No one who has been through the Secret Museum at Naples will find much difficulty in recalling a few of these heavily endowed examples to mind, and our author, in choosing Marsyae, adds a touch of sarcastic realism, for statues of Marysas were often set up in free cities, symbolical, as it were, of freedom. In such a setting as the present, they would be the very acme of propriety.
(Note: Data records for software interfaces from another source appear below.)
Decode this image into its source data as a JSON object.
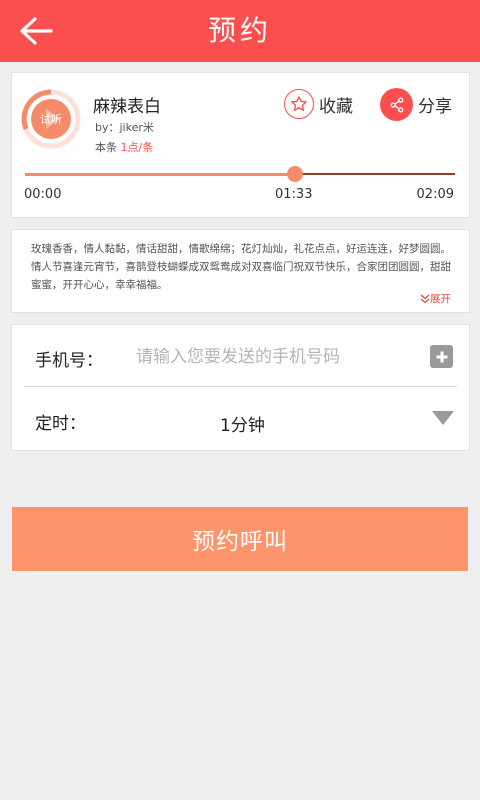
{
  "header": {
    "title": "预约"
  },
  "player": {
    "song_title": "麻辣表白",
    "by": "by：jiker米",
    "price_prefix": "本条",
    "price_value": "1点/条",
    "disc_text": "试听",
    "favorite_label": "收藏",
    "share_label": "分享",
    "time_start": "00:00",
    "time_current": "01:33",
    "time_end": "02:09",
    "progress": 0.628,
    "colors": {
      "accent": "#fb4f4f",
      "progress": "#f68b6a",
      "track": "#9b3b2e"
    }
  },
  "description": {
    "text": "玫瑰香香，情人黏黏，情话甜甜，情歌绵绵；花灯灿灿，礼花点点，好运连连，好梦圆圆。情人节喜逢元宵节，喜鹊登枝蝴蝶成双鸳鸯成对双喜临门祝双节快乐，合家团团圆圆，甜甜蜜蜜，开开心心，幸幸福福。",
    "expand_label": "展开"
  },
  "form": {
    "phone_label": "手机号：",
    "phone_placeholder": "请输入您要发送的手机号码",
    "phone_value": "",
    "timer_label": "定时：",
    "timer_value": "1分钟"
  },
  "actions": {
    "call_label": "预约呼叫",
    "call_color": "#fe946b"
  }
}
"The figures," says Gonzala de Salas, "formerly placed at fountains, and from which water took exit either from the mouth or from some other part, took their forms from the several species of Satyrs. The learned Wouweren has commented long and learnedly upon this passage, and his emendation 'veretriculis' caused me to laugh heartily. And as a matter of fact, I affirm that such a meaning is easily possible." Professor E. P. Crowell, the first American scholar to edit Petronius, gravely states in his preface that "the object of this edition is to provide for class-room use an expurgated text," and I note that he has tactfully omitted the "wineskins" from his edition.

In this connection the last sentence in the remarks of Wouweren, alluded to above, is strangely to the point. After stating his emendation of "veretriculis or veretellis" for "utriculis," he says: "Unless someone proves that images of Marsyas were fashioned in the likeness of bag-pipers," a fine instance of clarity of vision for so dark an age.

CHAPTER 40. "Drawing his hunting-knife, he plunged it fiercely into the boar's side, and some thrushes flew out of the gash."

In the winter of 1895 a dinner was given in a New York studio. This dinner, locally known as the "Girl in the Pie Dinner," was based upon Petronius, Martial, and the thirteenth book of Athenaeus. In the summer of 1919, I had the questionable pleasure of interviewing the chef-caterer who got it up, and he was, at the time, engaged in trying to work out another masterpiece to be given in California. The studio, one of the most luxurious in the world, was transformed for the occasion into a veritable rose grotto, the statuary was Pompeian, and here and there artistic posters were seen which were nothing if not reminiscent of Boulevard Clichy and Montmartre in the palmiest days. Four negro banjo players and as many jubilee singers titillated the jaded senses of the guests in a manner achieved by the infamous saxophone syncopating jazz of the Barbary Coast of our times. The dinner was over. The four and one half bottles of champagne allotted to each Silenus had been consumed, and a well-defined atmosphere of bored satiety had begun to settle down when suddenly the old-fashioned lullaby "Four and Twenty Blackbirds" broke forth from the banjoists and singers. Four waiters came in bearing a surprisingly monstrous object, something that resembled an impossibly large pie. They, placed it carefully in the center of the table. The negro chorus swelled louder and louder—"Four and Twenty Blackbirds Baked in a Pie."

The diners, startled into curiosity and then into interest, began to poke their noses against this gigantic creation of the baker. In it they detected a movement not unlike a chick's feeble pecking against the shell of an egg. A quicker movement and the crust ruptured at the top.

A flash of black gauze and delicate flesh showed within. A cloud of frightened yellow canaries flew out and perched on the picture frames and even on the heads and shoulders of the guests.

But the lodestone which drew and held the eyes of all the revellers was an exquisitely slender, girlish figure amid the broken crust of the pie. The figure was draped with spangled black gauze, through which the girl's marble white limbs gleamed like ivory seen through gauze of gossamer transparency. She rose from her crouching posture like a wood nymph startled by a satyr, glanced from one side to the other, and stepped timidly forth to the table.

Illustrations by Norman Lindsay